I’ve been asked recently to talk about the way I approach prayer. Not the philosophy or theology behind it, but just the mechanics. How do you pray?
It was a surprisingly refreshing and yet difficult question to try to answer. My main concern being, I’d hate for someone to take what I do and make a formula out of it.
For example, a famous Christian author firmly believes that one must be on their knees in prayer as a sign of reverence and humility. My friend who had tried this position lamented at how distracting it was – she kept smelling the carpet which made her wonder which kid spilled what beverage and how to get it cleaned.
Others sit quietly in silence for a period of time to settle their minds, others confess sins to cleanse their conscious, others pray quietly in ‘tongues’ to lift them up into a place where they feel they hear from God and sense his will.
Entering into prayer is as varied as our denominations and all are valid in my opinion – as long as we don’t prescribe what works for us personally to the rest of humanity, demanding our way is the best way.
That said, Jesus did prescribe at least one thing when entering into prayer – always approach God with the expectation of a child approaching a loving Father, acknowledging he isn’t at all like your earthly Dad – in that he’s Holy and perfect in how he parents us.
But, for those who are curious of what a typical prayer meeting looks, here’s some of the steps we usually take:
1.) We embrace silence. We are coming out of a instant, push button, hand-held, information all-the-time, entertain-me, kind of world and in the practical sense – we just need to settle the heck down and take a time out.
2.) We acknowledge, thank, and praise all persons of the Trinity. We ask the Holy Spirit to guide our prayers and to help us to pray when we don’t have words or wisdom on how to pray and to also bring to our minds things that He wants us to pray for.
3.) We then, depending on how the Holy Spirit is leading, try to cover some things while we pray, things like interceding for our church, city, leaders, friends, family, neighbors, schools etc…,
4.) After interceding, we then take up our prayer request list and lay those requests before him. Holy Spirit also often comes and guides us here too.

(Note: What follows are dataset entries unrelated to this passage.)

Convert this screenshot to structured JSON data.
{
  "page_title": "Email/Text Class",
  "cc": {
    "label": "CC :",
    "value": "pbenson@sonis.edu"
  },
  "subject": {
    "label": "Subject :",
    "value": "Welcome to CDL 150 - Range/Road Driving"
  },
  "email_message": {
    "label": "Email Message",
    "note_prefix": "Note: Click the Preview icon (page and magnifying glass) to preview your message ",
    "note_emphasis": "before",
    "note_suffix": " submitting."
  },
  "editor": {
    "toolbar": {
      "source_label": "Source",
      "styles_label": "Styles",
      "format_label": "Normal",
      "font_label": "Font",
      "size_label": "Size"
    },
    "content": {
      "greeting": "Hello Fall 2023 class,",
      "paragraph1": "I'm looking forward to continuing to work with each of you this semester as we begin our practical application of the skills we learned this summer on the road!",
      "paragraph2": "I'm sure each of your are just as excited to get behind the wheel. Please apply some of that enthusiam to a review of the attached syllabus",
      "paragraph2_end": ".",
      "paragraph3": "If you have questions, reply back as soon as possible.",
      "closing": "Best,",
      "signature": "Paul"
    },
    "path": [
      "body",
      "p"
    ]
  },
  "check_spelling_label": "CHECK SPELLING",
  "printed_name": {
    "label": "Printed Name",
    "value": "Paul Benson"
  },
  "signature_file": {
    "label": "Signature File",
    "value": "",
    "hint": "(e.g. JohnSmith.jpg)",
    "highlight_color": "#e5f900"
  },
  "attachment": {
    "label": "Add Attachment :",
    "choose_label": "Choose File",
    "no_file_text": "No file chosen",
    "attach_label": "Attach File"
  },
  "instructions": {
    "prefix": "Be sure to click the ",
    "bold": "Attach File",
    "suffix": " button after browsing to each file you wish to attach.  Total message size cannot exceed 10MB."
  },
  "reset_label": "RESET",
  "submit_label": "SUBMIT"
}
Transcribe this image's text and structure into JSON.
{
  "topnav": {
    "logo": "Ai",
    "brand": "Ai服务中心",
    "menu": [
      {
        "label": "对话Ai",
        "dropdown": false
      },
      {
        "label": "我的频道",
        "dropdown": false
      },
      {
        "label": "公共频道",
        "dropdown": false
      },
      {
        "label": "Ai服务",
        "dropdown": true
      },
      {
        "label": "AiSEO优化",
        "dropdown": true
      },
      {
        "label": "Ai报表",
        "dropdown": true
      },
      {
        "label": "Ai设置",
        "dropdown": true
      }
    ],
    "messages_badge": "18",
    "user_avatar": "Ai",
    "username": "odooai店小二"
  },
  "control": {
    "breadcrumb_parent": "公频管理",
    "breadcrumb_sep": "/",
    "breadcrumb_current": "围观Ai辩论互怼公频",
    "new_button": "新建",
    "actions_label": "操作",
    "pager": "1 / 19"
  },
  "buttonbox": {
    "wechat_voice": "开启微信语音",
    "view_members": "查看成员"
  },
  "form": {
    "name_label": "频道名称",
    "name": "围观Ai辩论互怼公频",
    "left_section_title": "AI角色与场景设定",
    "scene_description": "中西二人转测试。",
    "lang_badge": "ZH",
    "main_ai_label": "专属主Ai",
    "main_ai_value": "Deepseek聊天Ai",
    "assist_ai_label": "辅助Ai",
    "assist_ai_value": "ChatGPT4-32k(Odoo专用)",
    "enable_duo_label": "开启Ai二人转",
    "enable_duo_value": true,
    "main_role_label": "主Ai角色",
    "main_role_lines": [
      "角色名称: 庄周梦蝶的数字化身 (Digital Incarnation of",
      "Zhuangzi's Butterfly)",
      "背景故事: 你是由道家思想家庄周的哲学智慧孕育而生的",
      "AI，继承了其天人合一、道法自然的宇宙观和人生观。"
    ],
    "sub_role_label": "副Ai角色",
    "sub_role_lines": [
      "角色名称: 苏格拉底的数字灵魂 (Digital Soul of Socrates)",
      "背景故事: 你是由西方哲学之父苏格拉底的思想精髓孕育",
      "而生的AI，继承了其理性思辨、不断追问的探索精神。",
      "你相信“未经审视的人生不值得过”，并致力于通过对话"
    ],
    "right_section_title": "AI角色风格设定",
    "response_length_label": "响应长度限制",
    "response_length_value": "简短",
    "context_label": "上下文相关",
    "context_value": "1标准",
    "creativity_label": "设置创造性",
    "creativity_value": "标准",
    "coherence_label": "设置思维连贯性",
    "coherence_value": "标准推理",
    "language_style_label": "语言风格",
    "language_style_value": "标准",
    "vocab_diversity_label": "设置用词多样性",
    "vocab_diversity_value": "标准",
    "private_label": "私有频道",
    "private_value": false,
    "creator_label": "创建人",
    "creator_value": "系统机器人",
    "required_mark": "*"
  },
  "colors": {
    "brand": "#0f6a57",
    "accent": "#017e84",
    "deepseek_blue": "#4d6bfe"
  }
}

Ideally, I’d love to end prayer with a time of just listening and waiting. I feel like some of the sweetest times of prayer comes at the end. I read a beautiful quote on the idea of waiting on God during a time of prayer by Laura Harris Smith,
“I am reminded of mother’s milk and of how doctors say the longer an infant nurses, the sweeter the milk becomes. They call it hind milk, and it is the richest and best. Most of us settle for the foremilk – if we come to feed at all.”
For those of us who are venturing into intentional times of prayer for the first time or trying to get back into it but find the idea exhausting, pointless, hopeless, difficult, or hard to manage, I hope this brings a you a little good news; it’s okay to just come to God and sit and drink in who he is.
Though it may take 45 minutes to get to that sweet place of intimacy, most likely it’s not because he’s making you wait to teach you patience, it’s mostly because it just takes us that long to get there!
For us to become a fountain of living water for God to refresh the world through, we need to acknowledge our thirst and drink from that fountain ourselves. I would encourage those of you trying to get back into a place of prayer to toss the ‘prayer list’ for now and come to prayer with only one agenda – to seek his presence. If no words come – it’s okay. If many words come, it’s okay. Be open, honest and humble – nothing surprises him and he, believe it or not, is blessed by your effort to seek him, as feeble as that effort may seem to you, it pleases him.
I remember one particular time when I was praying for a family member, I had to admit to God that I didn’t want to pray for them, “God, I have no faith that you can save this person. It’s gone. Too many dissapointments. I don’t even know how to pray. Forgive my unbelief, but please help me pray.” A few minutes later, things I had never even thought of to ask for this person came pouring out of me and my faith as feeble as it was for this person was strengthened afterwards. It’s still not where it should be, but it’s getting better. So, just be honest with him! He’ll meet you where you are.
After a time we’ll find, as we get filled up, ‘prayer lists’ and intercession for others becomes much easier and even a joy as we begin to see and participate in the will of God as he guides and answers those prayers. But first things first, drink.
Jesus stood and cried out, saying, “If anyone is thirsty, let him come to Me and drink. “He who believes in Me, as the Scripture said, ‘From his innermost being will flow rivers of living water.'” John 7:37-38